**Input data**:
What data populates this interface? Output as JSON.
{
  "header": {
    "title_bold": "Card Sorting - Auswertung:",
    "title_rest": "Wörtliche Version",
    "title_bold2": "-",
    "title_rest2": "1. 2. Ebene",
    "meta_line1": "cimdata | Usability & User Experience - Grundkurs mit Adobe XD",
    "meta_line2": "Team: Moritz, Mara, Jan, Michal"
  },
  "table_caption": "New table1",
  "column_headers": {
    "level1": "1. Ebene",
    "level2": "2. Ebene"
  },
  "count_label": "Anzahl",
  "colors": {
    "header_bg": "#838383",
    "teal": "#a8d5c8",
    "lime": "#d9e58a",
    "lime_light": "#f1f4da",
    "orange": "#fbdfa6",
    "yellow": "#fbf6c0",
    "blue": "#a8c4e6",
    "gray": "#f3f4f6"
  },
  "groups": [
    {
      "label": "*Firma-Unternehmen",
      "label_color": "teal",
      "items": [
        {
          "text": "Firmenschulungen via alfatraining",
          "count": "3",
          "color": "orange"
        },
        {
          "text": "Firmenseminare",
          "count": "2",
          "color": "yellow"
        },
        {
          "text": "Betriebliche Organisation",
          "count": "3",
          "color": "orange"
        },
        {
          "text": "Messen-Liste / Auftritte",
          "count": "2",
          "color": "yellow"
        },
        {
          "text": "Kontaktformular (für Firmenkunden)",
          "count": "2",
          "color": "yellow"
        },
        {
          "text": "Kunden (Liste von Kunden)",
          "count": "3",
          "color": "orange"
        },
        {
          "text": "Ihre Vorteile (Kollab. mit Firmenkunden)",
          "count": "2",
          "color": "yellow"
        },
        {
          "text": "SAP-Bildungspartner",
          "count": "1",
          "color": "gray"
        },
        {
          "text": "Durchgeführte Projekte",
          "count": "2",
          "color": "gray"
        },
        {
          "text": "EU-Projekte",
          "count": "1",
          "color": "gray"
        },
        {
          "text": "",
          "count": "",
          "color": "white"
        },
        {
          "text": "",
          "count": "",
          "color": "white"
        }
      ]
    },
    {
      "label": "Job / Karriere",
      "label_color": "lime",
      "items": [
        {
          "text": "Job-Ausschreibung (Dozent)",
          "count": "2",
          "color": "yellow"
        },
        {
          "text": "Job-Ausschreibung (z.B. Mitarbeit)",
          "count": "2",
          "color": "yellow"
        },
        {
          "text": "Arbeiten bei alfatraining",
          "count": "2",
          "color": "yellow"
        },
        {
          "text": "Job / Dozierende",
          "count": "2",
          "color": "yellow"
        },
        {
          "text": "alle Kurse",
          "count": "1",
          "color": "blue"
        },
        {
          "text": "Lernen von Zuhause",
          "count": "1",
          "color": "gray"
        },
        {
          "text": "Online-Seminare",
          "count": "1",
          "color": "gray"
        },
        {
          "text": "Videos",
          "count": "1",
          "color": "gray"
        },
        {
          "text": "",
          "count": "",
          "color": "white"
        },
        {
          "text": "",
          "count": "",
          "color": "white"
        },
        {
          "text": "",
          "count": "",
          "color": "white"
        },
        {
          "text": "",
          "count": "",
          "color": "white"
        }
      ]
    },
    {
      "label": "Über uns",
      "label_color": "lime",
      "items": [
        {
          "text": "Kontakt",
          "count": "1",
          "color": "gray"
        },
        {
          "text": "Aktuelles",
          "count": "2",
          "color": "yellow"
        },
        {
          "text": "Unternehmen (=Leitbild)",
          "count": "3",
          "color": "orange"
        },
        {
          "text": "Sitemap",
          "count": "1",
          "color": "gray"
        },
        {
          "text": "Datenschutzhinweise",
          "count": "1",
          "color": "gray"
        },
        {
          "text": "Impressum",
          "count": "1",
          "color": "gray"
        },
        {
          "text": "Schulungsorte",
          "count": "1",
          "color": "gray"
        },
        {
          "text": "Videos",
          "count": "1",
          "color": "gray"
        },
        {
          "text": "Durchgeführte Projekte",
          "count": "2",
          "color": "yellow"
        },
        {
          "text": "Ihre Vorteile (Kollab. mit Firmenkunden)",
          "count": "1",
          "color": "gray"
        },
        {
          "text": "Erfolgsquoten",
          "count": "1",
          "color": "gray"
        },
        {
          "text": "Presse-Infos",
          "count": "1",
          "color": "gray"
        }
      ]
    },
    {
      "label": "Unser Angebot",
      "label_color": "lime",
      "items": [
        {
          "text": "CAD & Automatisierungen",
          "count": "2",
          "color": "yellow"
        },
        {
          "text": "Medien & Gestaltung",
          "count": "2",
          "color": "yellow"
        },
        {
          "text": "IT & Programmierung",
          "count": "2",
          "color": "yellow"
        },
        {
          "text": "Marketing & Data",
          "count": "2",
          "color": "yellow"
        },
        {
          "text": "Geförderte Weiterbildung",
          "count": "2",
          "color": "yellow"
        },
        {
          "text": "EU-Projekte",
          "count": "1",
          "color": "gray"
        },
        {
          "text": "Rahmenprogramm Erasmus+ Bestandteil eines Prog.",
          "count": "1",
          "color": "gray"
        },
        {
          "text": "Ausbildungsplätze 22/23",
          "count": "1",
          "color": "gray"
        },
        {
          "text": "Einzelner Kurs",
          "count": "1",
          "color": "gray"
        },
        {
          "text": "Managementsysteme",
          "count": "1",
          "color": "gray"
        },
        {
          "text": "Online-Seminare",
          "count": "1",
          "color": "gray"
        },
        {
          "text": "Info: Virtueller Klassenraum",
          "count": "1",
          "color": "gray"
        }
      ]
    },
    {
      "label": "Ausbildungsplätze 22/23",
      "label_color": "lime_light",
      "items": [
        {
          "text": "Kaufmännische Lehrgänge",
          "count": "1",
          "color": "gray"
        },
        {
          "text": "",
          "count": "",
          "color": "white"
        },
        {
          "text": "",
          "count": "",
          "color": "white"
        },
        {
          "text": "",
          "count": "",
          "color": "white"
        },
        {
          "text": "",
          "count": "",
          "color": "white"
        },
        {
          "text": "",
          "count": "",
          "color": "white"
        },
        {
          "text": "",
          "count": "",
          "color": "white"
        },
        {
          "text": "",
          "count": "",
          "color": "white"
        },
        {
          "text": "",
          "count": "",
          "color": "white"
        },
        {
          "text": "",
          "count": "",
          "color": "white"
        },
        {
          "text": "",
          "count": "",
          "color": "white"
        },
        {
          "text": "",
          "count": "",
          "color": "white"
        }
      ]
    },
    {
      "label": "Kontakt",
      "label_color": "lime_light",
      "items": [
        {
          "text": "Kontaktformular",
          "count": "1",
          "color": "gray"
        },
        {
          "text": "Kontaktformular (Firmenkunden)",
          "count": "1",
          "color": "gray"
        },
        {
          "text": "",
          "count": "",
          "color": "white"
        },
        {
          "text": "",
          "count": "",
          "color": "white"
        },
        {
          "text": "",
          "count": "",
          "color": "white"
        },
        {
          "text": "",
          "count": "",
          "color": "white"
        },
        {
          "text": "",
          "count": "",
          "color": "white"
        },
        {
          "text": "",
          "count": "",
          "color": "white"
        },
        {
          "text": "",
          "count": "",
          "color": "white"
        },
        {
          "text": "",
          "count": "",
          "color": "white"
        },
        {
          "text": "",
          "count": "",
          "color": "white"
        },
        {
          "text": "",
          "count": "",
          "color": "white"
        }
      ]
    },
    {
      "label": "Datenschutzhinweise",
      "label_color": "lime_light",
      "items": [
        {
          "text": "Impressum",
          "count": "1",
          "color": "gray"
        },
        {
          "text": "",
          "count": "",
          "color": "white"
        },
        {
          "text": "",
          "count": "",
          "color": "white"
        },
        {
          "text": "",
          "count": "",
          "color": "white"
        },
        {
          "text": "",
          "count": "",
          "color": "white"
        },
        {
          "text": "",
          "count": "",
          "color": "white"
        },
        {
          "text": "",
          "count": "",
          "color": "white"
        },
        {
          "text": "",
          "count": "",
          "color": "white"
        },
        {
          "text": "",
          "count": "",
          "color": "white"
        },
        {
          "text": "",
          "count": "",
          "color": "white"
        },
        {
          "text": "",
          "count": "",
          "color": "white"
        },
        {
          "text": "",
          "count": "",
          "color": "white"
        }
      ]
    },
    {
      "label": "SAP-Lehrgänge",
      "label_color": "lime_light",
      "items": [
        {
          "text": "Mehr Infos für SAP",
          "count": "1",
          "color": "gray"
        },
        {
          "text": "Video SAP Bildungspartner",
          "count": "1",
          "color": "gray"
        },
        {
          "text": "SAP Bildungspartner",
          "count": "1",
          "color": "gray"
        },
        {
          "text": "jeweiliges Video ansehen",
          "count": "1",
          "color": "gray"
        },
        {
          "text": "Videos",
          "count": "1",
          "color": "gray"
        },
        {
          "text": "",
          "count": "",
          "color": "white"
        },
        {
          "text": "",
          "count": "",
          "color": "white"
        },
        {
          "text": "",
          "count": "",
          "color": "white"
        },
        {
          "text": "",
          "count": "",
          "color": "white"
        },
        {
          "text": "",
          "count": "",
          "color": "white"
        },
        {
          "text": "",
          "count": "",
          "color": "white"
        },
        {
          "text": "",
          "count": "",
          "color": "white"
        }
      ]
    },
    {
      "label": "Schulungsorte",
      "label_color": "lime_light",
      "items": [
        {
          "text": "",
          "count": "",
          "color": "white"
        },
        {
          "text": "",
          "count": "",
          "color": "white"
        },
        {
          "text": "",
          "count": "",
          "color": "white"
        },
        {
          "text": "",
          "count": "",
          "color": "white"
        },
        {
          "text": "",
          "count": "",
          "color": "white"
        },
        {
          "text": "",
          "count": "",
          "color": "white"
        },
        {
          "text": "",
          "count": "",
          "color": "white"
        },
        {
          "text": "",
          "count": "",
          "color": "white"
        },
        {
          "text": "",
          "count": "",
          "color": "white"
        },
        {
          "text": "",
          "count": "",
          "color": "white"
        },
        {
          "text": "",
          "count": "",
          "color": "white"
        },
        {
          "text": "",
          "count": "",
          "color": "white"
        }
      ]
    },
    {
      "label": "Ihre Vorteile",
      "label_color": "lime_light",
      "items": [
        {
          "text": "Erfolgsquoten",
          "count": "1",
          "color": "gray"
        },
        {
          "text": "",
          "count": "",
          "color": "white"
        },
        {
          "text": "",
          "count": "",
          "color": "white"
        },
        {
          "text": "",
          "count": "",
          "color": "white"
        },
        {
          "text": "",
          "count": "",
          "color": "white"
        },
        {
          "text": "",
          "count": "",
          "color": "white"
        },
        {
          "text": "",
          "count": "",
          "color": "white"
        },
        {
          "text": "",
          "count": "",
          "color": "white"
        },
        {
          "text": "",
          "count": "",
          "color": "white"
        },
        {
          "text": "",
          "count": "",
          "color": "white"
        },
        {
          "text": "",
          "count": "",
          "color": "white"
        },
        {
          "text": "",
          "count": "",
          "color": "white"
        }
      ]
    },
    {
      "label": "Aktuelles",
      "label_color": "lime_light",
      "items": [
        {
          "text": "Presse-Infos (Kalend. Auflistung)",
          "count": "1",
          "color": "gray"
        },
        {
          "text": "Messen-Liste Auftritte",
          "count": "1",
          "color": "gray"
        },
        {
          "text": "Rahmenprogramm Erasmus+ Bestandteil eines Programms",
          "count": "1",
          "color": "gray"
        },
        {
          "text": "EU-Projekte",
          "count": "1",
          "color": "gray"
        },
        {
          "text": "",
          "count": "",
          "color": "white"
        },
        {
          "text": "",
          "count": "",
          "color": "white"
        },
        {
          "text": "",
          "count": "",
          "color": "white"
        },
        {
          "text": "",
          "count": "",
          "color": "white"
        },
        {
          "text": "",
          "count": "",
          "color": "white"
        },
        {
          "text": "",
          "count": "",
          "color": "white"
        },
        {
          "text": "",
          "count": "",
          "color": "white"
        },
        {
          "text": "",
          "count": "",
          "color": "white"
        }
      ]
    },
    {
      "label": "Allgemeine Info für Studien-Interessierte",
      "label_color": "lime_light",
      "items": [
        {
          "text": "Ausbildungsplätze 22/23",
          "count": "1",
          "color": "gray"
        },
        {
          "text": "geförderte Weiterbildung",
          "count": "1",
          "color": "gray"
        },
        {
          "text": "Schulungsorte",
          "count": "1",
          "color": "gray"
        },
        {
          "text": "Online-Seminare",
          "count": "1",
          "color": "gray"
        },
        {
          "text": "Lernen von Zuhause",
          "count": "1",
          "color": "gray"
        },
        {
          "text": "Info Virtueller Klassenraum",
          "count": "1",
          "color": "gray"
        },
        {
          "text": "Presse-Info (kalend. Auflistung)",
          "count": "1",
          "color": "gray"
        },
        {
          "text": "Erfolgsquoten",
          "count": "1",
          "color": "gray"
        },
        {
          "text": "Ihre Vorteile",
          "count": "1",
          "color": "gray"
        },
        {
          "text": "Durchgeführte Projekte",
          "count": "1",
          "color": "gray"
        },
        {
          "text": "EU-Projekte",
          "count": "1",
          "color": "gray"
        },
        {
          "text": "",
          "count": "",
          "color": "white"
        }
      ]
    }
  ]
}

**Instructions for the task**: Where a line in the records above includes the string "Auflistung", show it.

**Exercise response**:
          "text": "Presse-Infos (Kalend. Auflistung)",
          "text": "Presse-Info (kalend. Auflistung)",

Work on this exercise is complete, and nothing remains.